Activity -> Which of the lines in the records below hold the string "Sales"? Copy every one of them.

Excerpted data ->
◇ ◇ ◇ ◇ ◇ ◇ ◇

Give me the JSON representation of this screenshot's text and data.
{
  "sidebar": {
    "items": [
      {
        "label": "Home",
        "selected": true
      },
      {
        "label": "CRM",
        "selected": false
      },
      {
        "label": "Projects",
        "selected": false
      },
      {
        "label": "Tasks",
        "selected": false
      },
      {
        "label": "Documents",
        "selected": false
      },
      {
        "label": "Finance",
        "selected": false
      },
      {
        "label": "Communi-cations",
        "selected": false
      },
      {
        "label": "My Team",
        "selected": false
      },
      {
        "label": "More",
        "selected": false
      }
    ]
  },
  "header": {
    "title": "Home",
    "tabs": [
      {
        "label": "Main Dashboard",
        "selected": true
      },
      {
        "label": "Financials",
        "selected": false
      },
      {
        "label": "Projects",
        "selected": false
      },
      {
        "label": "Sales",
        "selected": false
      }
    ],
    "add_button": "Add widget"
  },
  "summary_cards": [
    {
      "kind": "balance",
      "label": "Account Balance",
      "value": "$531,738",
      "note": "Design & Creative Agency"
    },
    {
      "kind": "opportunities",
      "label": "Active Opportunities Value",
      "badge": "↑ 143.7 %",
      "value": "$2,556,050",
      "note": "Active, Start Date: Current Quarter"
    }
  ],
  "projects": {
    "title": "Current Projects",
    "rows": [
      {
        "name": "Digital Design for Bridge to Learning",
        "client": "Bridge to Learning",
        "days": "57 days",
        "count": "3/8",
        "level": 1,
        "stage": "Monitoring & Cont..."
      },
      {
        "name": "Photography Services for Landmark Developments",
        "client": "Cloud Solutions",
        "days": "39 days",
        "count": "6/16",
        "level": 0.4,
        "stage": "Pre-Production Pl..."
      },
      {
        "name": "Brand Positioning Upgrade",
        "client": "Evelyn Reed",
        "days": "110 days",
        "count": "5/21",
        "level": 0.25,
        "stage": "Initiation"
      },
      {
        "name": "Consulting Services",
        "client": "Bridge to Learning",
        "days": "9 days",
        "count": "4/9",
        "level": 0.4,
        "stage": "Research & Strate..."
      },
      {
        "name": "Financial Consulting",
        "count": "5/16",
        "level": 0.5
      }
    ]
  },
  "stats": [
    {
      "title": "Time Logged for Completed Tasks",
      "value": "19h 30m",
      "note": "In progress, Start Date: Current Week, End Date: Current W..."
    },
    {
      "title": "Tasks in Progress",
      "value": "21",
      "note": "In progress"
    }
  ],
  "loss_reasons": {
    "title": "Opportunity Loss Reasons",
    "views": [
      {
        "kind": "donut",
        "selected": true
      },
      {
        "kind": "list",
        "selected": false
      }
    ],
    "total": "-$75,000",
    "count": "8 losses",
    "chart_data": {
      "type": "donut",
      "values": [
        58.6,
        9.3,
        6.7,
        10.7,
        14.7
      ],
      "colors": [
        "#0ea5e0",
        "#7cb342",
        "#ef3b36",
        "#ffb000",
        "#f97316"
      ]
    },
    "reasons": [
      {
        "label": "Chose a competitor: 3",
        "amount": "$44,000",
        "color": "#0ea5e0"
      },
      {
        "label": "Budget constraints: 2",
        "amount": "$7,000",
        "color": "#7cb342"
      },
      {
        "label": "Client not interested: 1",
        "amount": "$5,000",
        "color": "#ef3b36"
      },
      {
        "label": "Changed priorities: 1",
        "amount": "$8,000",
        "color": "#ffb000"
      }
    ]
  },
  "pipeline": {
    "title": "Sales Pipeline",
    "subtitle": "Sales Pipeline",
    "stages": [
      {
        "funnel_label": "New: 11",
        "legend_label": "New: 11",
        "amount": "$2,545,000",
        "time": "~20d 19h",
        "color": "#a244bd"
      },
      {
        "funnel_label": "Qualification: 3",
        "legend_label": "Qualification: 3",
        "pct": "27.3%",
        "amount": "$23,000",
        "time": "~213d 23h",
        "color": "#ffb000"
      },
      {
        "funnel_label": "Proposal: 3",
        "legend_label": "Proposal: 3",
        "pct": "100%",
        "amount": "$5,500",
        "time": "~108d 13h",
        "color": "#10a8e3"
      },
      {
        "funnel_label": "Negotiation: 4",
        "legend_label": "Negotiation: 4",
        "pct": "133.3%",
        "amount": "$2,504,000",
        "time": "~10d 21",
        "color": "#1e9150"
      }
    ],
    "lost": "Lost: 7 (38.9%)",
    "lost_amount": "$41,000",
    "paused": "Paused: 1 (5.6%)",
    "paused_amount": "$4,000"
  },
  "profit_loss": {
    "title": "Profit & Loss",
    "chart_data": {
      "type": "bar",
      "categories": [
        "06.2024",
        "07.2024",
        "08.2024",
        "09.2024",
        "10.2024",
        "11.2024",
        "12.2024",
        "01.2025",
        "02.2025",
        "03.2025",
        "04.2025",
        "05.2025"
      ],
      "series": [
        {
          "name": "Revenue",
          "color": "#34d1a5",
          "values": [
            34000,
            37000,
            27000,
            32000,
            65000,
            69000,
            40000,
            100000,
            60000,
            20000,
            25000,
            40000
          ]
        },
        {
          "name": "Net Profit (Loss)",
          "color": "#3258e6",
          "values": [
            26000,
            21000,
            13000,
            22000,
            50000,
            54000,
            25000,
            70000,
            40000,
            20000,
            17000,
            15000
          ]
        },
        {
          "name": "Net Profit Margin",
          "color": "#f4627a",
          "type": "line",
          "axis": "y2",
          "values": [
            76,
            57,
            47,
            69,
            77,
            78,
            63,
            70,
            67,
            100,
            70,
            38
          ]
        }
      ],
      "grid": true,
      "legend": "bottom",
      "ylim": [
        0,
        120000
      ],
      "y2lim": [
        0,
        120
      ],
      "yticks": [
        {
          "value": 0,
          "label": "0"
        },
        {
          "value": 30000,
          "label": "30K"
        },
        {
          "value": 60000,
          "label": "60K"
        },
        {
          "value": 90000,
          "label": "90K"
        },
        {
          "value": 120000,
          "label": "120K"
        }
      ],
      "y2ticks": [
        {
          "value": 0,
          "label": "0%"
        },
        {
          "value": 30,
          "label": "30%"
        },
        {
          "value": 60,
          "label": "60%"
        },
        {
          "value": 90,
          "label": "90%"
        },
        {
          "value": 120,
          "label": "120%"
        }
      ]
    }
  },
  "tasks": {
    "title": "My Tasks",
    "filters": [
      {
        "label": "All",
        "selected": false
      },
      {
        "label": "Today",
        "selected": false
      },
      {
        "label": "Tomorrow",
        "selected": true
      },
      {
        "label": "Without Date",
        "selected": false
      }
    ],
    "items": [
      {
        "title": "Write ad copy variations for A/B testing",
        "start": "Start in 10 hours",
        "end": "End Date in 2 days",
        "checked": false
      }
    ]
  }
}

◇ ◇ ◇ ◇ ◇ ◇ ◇

Task solution ->
        "label": "Sales",
    "title": "Sales Pipeline",
    "subtitle": "Sales Pipeline",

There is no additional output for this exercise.